- [PROVIDED ENTRIES]:
■ ■ ■ ■

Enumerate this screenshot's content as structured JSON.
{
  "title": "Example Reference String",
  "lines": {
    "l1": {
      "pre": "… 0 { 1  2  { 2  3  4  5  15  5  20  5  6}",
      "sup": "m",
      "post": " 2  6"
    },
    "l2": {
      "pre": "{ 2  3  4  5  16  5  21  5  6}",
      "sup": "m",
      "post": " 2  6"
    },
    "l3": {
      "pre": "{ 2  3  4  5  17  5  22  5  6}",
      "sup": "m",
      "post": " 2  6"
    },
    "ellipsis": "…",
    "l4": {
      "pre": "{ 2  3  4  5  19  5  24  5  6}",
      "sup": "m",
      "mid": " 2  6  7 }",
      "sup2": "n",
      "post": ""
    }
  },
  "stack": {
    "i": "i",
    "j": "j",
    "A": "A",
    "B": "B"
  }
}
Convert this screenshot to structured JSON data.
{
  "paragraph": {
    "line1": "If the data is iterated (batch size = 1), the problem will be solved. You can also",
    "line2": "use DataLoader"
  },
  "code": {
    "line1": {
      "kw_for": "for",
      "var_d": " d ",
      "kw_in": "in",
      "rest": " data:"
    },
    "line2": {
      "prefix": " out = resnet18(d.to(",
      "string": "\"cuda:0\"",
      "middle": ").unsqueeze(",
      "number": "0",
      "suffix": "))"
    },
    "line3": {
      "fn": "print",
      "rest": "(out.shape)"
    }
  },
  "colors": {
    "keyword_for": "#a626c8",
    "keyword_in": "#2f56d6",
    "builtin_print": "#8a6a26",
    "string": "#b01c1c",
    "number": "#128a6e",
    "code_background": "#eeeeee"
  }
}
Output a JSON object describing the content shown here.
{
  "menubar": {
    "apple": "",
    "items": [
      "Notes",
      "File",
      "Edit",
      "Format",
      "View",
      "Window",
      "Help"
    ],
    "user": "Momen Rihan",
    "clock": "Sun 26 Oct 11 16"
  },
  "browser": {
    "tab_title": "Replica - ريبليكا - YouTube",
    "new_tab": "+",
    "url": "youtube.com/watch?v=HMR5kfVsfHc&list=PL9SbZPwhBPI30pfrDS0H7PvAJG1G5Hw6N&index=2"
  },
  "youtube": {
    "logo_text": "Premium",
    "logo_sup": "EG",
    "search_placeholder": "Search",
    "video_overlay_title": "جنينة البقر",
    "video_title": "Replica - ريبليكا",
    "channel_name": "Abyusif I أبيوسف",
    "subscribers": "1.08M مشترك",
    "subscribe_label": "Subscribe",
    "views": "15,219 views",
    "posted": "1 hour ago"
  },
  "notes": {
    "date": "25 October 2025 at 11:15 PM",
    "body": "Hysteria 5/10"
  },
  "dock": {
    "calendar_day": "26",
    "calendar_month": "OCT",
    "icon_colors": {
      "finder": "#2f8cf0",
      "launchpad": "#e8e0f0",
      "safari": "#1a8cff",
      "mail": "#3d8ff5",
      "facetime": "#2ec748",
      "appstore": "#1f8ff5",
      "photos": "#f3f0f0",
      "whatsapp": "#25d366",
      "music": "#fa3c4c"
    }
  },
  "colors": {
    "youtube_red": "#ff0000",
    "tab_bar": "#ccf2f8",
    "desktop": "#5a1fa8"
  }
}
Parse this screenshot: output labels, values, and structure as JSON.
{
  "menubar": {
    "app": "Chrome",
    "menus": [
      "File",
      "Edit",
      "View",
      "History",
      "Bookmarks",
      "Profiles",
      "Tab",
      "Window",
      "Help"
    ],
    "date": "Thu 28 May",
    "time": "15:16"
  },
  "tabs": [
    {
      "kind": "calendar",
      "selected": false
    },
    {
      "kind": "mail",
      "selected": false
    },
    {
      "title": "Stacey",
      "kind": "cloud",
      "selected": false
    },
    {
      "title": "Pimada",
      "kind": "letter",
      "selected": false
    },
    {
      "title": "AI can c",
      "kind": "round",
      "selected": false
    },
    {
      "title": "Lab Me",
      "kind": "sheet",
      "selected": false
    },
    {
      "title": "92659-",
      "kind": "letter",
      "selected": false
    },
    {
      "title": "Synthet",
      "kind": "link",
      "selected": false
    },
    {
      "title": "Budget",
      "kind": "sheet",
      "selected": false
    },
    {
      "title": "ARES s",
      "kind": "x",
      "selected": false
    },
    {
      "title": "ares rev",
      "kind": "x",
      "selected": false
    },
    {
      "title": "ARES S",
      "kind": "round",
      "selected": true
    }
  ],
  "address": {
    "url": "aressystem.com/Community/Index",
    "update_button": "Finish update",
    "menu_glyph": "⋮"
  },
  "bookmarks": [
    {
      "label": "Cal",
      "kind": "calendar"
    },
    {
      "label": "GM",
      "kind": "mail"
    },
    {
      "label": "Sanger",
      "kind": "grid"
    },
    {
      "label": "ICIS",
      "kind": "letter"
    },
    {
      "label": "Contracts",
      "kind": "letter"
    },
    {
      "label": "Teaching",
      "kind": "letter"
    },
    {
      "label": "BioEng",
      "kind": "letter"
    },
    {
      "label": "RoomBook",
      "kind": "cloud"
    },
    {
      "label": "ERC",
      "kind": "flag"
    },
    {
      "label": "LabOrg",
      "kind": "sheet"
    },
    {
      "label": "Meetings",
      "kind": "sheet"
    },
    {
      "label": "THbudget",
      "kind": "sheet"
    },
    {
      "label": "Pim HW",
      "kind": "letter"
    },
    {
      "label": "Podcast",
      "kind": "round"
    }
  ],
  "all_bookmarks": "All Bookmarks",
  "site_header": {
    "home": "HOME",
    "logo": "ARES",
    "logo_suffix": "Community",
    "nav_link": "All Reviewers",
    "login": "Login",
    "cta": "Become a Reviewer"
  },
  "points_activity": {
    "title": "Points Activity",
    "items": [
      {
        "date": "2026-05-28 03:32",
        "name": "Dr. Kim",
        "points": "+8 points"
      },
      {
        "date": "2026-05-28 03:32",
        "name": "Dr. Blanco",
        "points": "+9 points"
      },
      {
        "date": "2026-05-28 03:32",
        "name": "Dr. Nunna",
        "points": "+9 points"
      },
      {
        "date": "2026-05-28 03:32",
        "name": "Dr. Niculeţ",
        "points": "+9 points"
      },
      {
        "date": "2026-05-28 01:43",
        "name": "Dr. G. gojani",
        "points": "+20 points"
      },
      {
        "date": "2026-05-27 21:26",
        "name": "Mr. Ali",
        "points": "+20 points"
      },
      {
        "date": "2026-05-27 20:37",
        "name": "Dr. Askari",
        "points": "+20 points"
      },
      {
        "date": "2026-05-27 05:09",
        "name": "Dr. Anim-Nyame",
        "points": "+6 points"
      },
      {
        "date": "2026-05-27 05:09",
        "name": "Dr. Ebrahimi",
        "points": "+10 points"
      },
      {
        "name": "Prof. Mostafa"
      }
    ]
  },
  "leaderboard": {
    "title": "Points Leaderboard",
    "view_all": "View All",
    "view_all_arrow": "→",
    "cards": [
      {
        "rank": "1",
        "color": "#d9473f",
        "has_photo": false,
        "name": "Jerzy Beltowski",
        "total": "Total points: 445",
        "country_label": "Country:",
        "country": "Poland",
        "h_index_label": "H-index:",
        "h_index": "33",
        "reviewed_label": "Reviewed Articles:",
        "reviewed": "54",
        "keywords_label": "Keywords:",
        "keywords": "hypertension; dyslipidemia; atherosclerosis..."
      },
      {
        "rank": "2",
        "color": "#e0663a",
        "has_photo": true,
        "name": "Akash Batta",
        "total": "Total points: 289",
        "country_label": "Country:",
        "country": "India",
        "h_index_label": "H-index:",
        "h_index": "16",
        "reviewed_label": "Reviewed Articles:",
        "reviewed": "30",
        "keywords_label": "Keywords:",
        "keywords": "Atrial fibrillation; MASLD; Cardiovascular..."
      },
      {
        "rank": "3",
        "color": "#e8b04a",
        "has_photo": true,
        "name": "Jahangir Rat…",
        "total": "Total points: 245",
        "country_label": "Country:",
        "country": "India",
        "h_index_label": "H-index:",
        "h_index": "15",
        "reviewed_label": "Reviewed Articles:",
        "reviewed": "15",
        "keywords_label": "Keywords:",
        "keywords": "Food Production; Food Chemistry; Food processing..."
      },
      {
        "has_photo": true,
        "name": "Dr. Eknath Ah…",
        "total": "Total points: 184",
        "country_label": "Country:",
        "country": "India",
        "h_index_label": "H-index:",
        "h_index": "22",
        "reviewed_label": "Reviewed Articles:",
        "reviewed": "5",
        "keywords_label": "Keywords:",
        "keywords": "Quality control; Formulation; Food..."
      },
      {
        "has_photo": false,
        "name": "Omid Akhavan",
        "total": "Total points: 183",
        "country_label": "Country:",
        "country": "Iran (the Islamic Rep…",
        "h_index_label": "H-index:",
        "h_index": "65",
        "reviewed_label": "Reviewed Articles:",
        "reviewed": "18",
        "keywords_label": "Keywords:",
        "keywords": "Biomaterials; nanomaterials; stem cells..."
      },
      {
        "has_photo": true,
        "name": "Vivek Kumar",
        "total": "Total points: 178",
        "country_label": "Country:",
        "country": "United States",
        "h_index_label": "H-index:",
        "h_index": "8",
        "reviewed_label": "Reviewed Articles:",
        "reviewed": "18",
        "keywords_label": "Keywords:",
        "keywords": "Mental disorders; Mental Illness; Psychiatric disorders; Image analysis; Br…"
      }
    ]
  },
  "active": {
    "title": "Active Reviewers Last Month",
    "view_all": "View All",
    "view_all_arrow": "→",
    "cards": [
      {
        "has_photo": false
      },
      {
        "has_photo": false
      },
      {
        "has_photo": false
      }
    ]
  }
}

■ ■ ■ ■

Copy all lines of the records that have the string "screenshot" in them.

- [ANSWER]:
Enumerate this screenshot's content as structured JSON.
Convert this screenshot to structured JSON data.
Parse this screenshot: output labels, values, and structure as JSON.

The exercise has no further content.